Leaving out all pictures, return the records word for word.
------------------------------------------------
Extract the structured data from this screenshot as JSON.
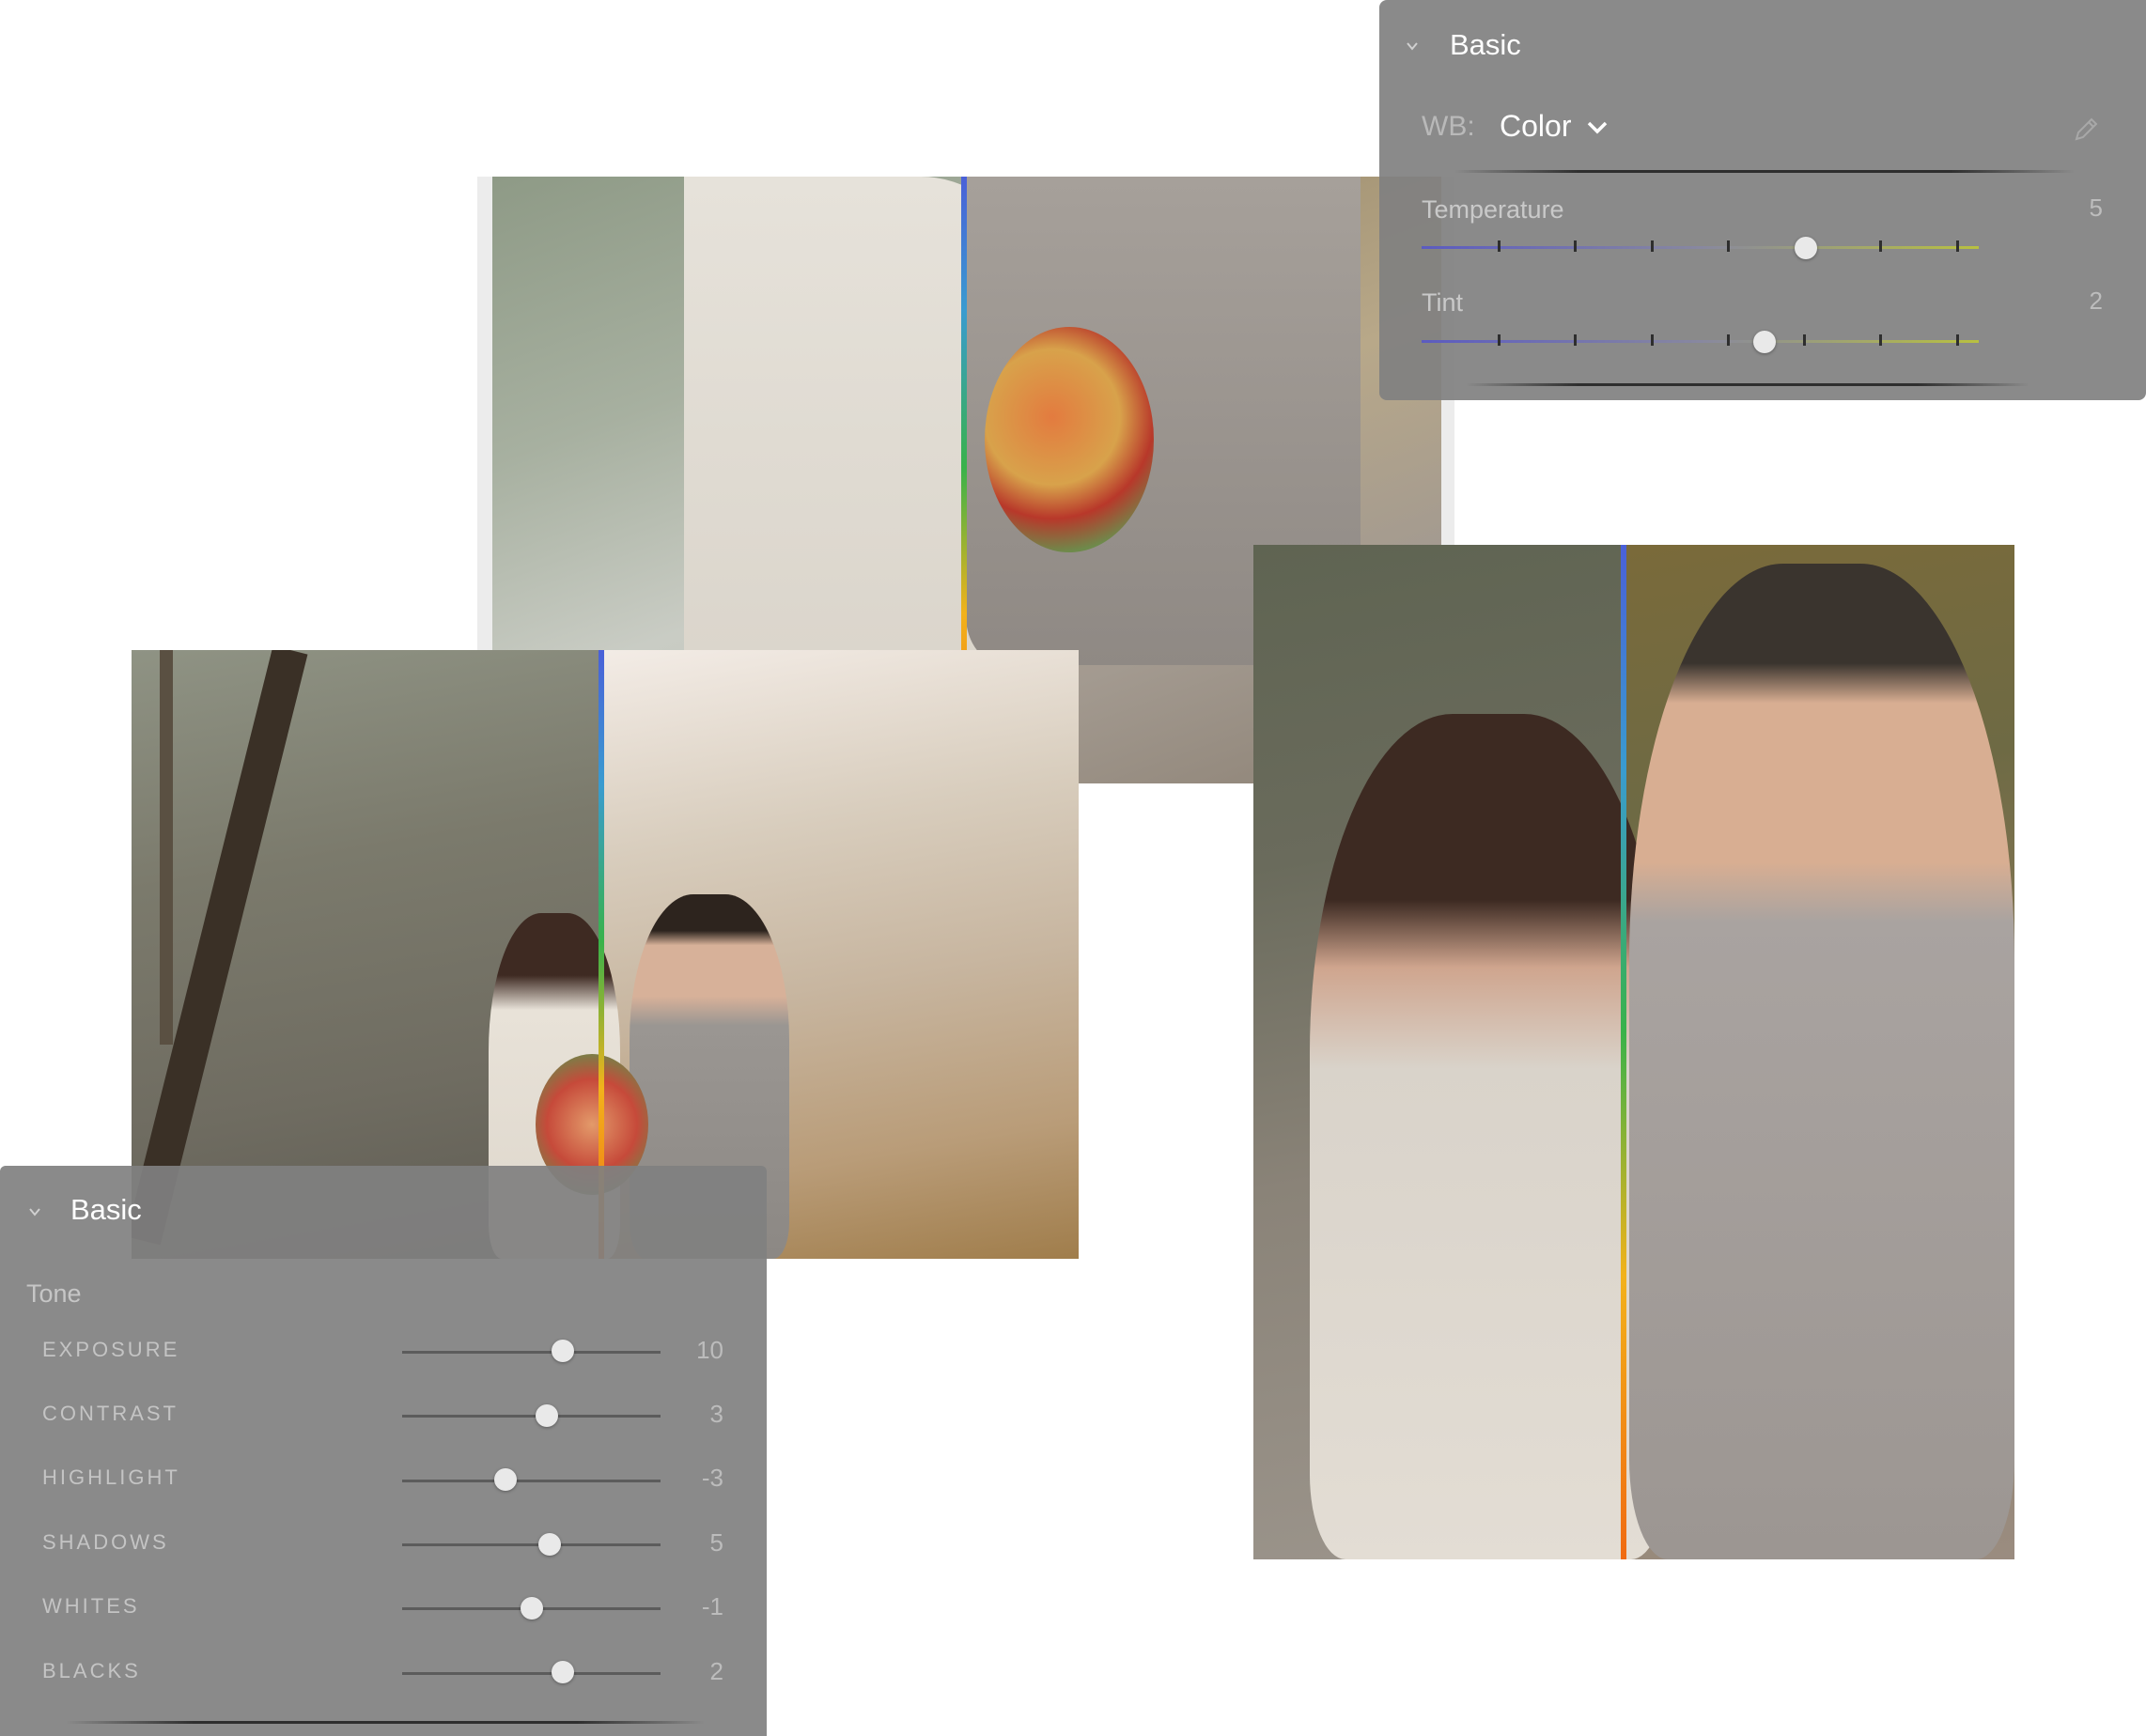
{
  "wb_panel": {
    "title": "Basic",
    "wb_label": "WB:",
    "wb_value": "Color",
    "sliders": [
      {
        "label": "Temperature",
        "value": "5",
        "level": 0.69
      },
      {
        "label": "Tint",
        "value": "2",
        "level": 0.615
      }
    ]
  },
  "tone_panel": {
    "title": "Basic",
    "section": "Tone",
    "sliders": [
      {
        "label": "EXPOSURE",
        "value": "10",
        "level": 0.62
      },
      {
        "label": "CONTRAST",
        "value": "3",
        "level": 0.56
      },
      {
        "label": "HIGHLIGHT",
        "value": "-3",
        "level": 0.4
      },
      {
        "label": "SHADOWS",
        "value": "5",
        "level": 0.57
      },
      {
        "label": "WHITES",
        "value": "-1",
        "level": 0.5
      },
      {
        "label": "BLACKS",
        "value": "2",
        "level": 0.62
      }
    ]
  },
  "colors": {
    "panel_bg": "#808080",
    "temperature_gradient": [
      "#5b5bc0",
      "#b8c040"
    ],
    "divider_gradient": [
      "#4a60d8",
      "#39b24a",
      "#f06a12"
    ]
  },
  "icons": [
    "chevron-down-icon",
    "eyedropper-icon"
  ]
}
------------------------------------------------
Expected answer:
Extract the structured data from this screenshot as JSON.
{
  "wb_panel": {
    "title": "Basic",
    "wb_label": "WB:",
    "wb_value": "Color",
    "sliders": [
      {
        "label": "Temperature",
        "value": "5",
        "level": 0.69
      },
      {
        "label": "Tint",
        "value": "2",
        "level": 0.615
      }
    ]
  },
  "tone_panel": {
    "title": "Basic",
    "section": "Tone",
    "sliders": [
      {
        "label": "EXPOSURE",
        "value": "10",
        "level": 0.62
      },
      {
        "label": "CONTRAST",
        "value": "3",
        "level": 0.56
      },
      {
        "label": "HIGHLIGHT",
        "value": "-3",
        "level": 0.4
      },
      {
        "label": "SHADOWS",
        "value": "5",
        "level": 0.57
      },
      {
        "label": "WHITES",
        "value": "-1",
        "level": 0.5
      },
      {
        "label": "BLACKS",
        "value": "2",
        "level": 0.62
      }
    ]
  },
  "colors": {
    "panel_bg": "#808080",
    "temperature_gradient": [
      "#5b5bc0",
      "#b8c040"
    ],
    "divider_gradient": [
      "#4a60d8",
      "#39b24a",
      "#f06a12"
    ]
  },
  "icons": [
    "chevron-down-icon",
    "eyedropper-icon"
  ]
}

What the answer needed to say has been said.